What does “OG” mean when talking about weed?
With 5,000 years of history that’s spread around the globe, cannabis culture has developed a rich, multilingual lexicon to describe the cannabis plant and the wealth of human experience surrounding it. But with such a varied expanse of lore to draw upon, the origins of many words and expressions in the dank dictionary are matters of contention, subject to ongoing debate.
A prime example of this phenomenon can be found with the term OG — you know, as in OG Kush. But what does OG mean? Although the initials “OG” are commonplace in marijuana subcultures, what they stand for is largely a matter of who you ask. Most often you’ll hear one of two popular theories, but there are several more. Outside of pot culture, there are even more possible definitions for OG.

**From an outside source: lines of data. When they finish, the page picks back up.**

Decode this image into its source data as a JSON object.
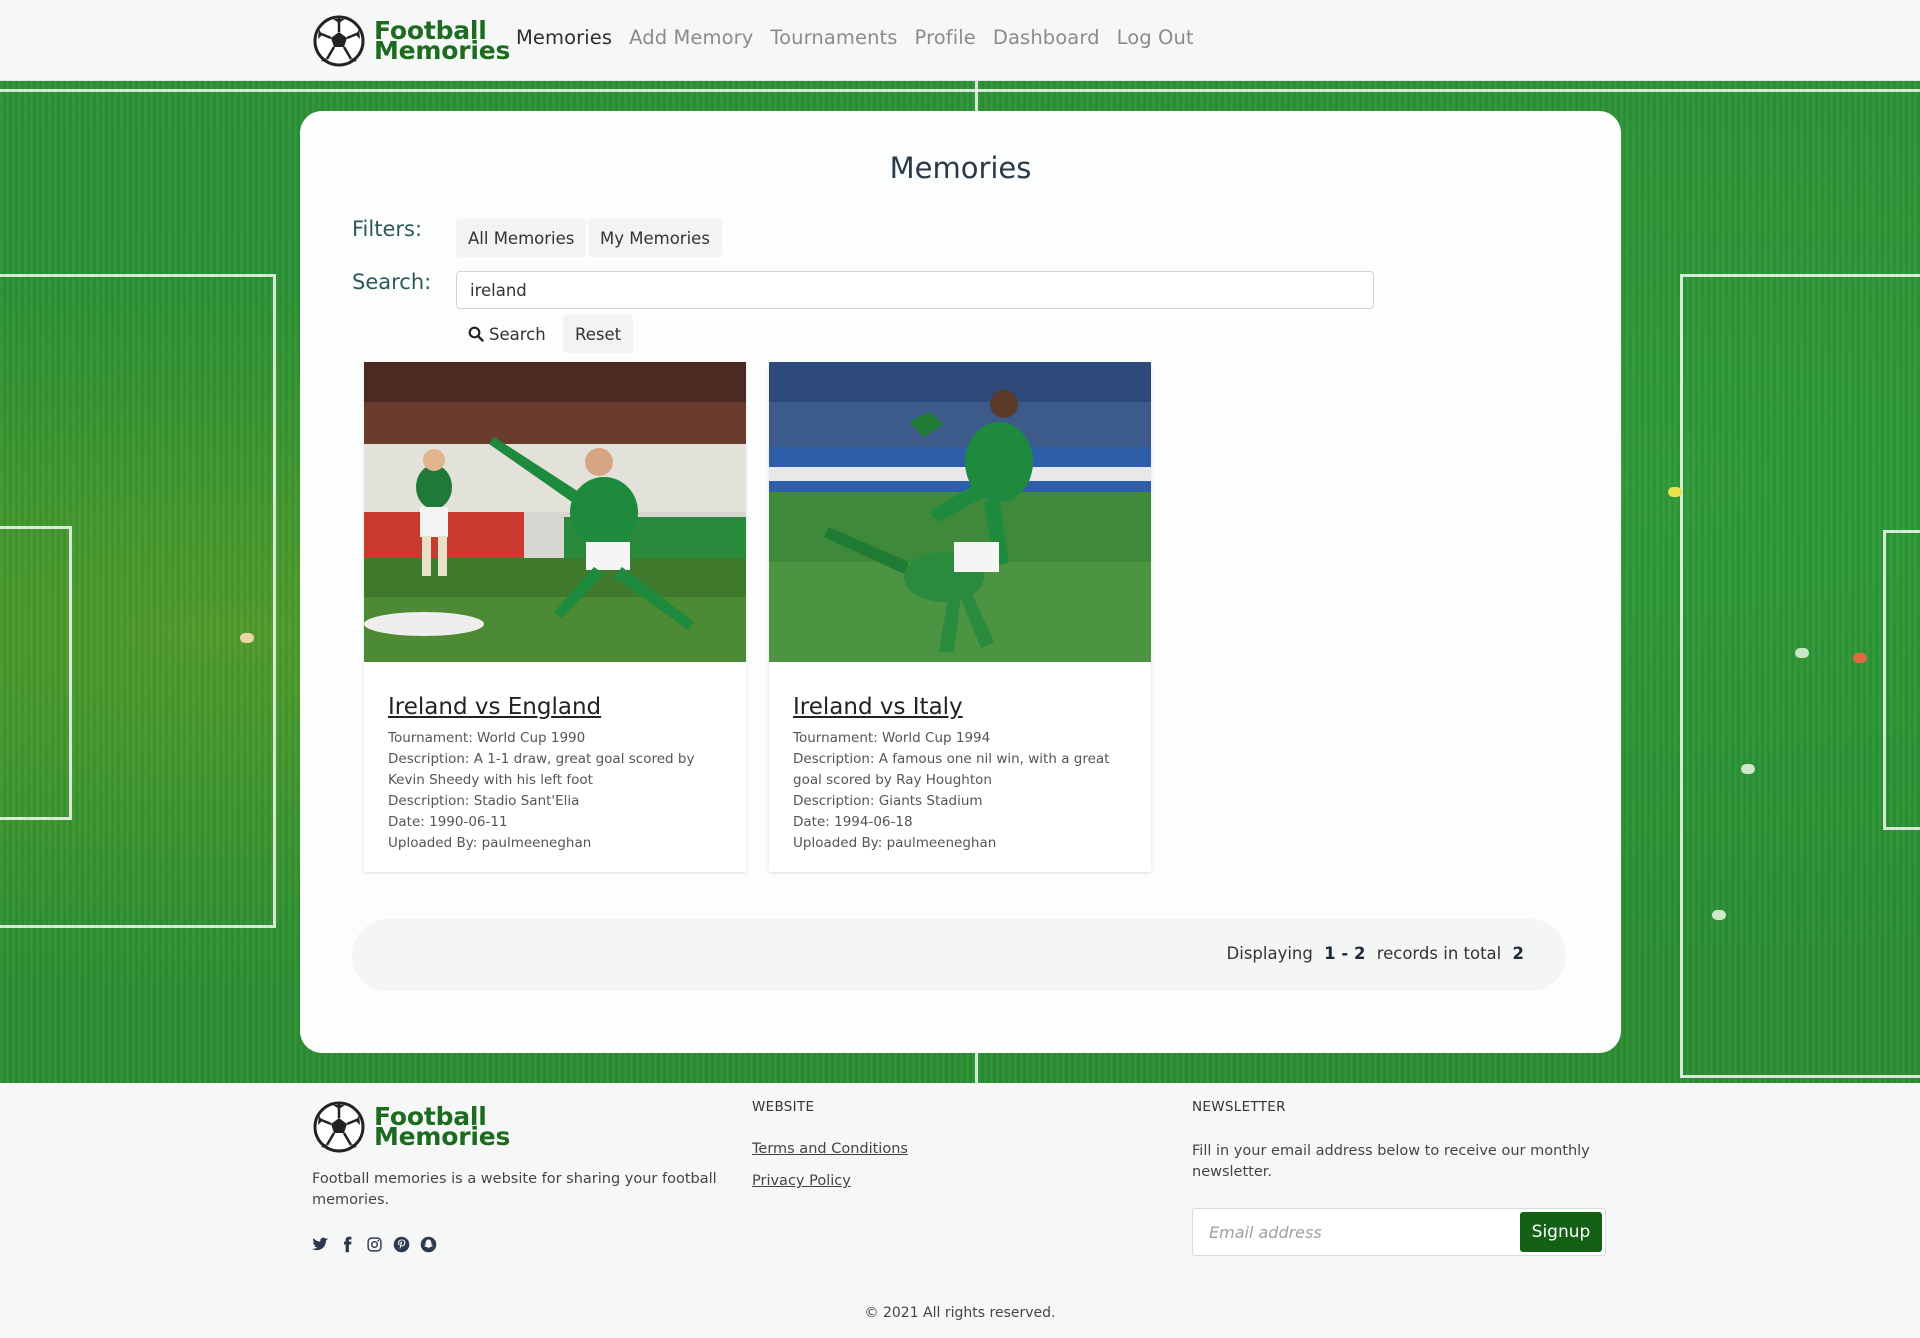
{
  "brand": {
    "line1": "Football",
    "line2": "Memories"
  },
  "nav": {
    "items": [
      {
        "label": "Memories",
        "active": true
      },
      {
        "label": "Add Memory",
        "active": false
      },
      {
        "label": "Tournaments",
        "active": false
      },
      {
        "label": "Profile",
        "active": false
      },
      {
        "label": "Dashboard",
        "active": false
      },
      {
        "label": "Log Out",
        "active": false
      }
    ]
  },
  "main": {
    "title": "Memories",
    "filters_label": "Filters:",
    "filter_all": "All Memories",
    "filter_mine": "My Memories",
    "search_label": "Search:",
    "search_value": "ireland",
    "search_button": "Search",
    "reset_button": "Reset",
    "memories": [
      {
        "title": "Ireland vs England",
        "tournament": "Tournament: World Cup 1990",
        "description": "Description: A 1-1 draw, great goal scored by Kevin Sheedy with his left foot",
        "venue": "Description: Stadio Sant'Elia",
        "date": "Date: 1990-06-11",
        "uploaded_by": "Uploaded By: paulmeeneghan"
      },
      {
        "title": "Ireland vs Italy",
        "tournament": "Tournament: World Cup 1994",
        "description": "Description: A famous one nil win, with a great goal scored by Ray Houghton",
        "venue": "Description: Giants Stadium",
        "date": "Date: 1994-06-18",
        "uploaded_by": "Uploaded By: paulmeeneghan"
      }
    ],
    "pager": {
      "prefix": "Displaying",
      "range": "1 - 2",
      "middle": "records in total",
      "total": "2"
    }
  },
  "footer": {
    "about": "Football memories is a website for sharing your football memories.",
    "website_heading": "WEBSITE",
    "terms": "Terms and Conditions",
    "privacy": "Privacy Policy",
    "newsletter_heading": "NEWSLETTER",
    "newsletter_text": "Fill in your email address below to receive our monthly newsletter.",
    "email_placeholder": "Email address",
    "signup": "Signup",
    "copyright": "© 2021 All rights reserved.",
    "socials": [
      {
        "icon": "twitter-icon",
        "glyph": "🐦"
      },
      {
        "icon": "facebook-icon",
        "glyph": "f"
      },
      {
        "icon": "instagram-icon",
        "glyph": "◎"
      },
      {
        "icon": "pinterest-icon",
        "glyph": "P"
      },
      {
        "icon": "snapchat-icon",
        "glyph": "♦"
      }
    ]
  },
  "colors": {
    "brand_green": "#1c6b1f",
    "signup_green": "#146016",
    "pitch_green": "#2c9136"
  }
}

So, what does OG truly stand for? We’ll leave that decision to you, curious reader. But here’s a breakdown of its different definitions and the lore that fuels its contextual popularity.
Cannabis Strains with the OG moniker
Generally, when it comes to cannabis, OG refers to OG Kush. Just like the initials that make up the name of the strain, the lineage of this cultivar is a point of contention between two schools of thought, depending on what part of California you find yourself in. The Northern California contingent supports the theory that OG Kush is descended from Afghani kush seeds smuggled into the US and grown in the Lost Coast. Once in its new environment, the strain expressed distinctly potent and flavorful traits in the Emerald Triangle’s favorable climate.
SoCal boosters favor the idea that OG Kush is a hybrid of Chemdawg, Lemon Thai, and Pakistani kush landrace strains that was developed and popularized by San Fernando Valley indoor growers.
But even these two origin stories for OG Kush aren’t unchallenged. Another version of the lineage holds that the strain was bred in Florida, crossing a Northern California strain with a Dutch Hindu Kush.
Whatever the strain’s family tree may be, after nearly three decades on the market, OG Kush has spawned literally dozens of offspring varieties as breeders blend its superior traits with other genetic lines. Many of these strains with OG Kush parentage carry the OG sobriquet, including Sex OG, Comatose OG, Zombie Killer OG, and more.
OG Kush also supplied the genetics for popular strains including Headband and Girl Scout Cookies (oops, I mean GSC!). Other growers have hunted and pulled distinct phenotypes of OG Kush, isolating SFV OG and Tahoe OG, among others.
There are even more meanings for the initials OG outside the cannabis world, too. Probably one of the most commonly used definitions of OG is simply: “original.” Similar to that connotation, OG means original gangster, indicating a veteran or the first in one’s field — someone who’s been doing something for a long time.
One delightfully British definition for what OG means maintains that the initials stand for “old git,” meaning an annoying, unpleasant, incompetent, silly, or senile person. An example of this use of the term in a sentence might be: “I can’t believe what the OG in the White House is up to this time!”
Like most cannabis stories, the first rumor about OG cannabis takes us to Northern California. The story goes back to the early 1990s when a legacy weed grower had been cultivating a particularly pungent strain of Kush originally bred in Southern California’s San Fernando Valley. One day, the farmer had a chance encounter with a local man bragging about some really good bud. After the grower saw – and smelled – his new friend’s weed, he immediately recognized it as the very same strain he was growing. When the stranger boasted that the cannabis was so good because it was “mountain grown,” the knowledgeable cultivator politely corrected him, saying that it was actually “ocean grown,” thanks to the strain’s birthplace on the Pacific Coast.
As legend has it, that meeting (and the subsequent smoke session) led the mountain grower to rename his Kush after the coincidental correction. And as the bud grew more popular, the story suggests that the name had so much sticking power that it not only moved around the Emerald Triangle and Northern California, back to the strain’s SoCal birthplace in the San Fernando Valley,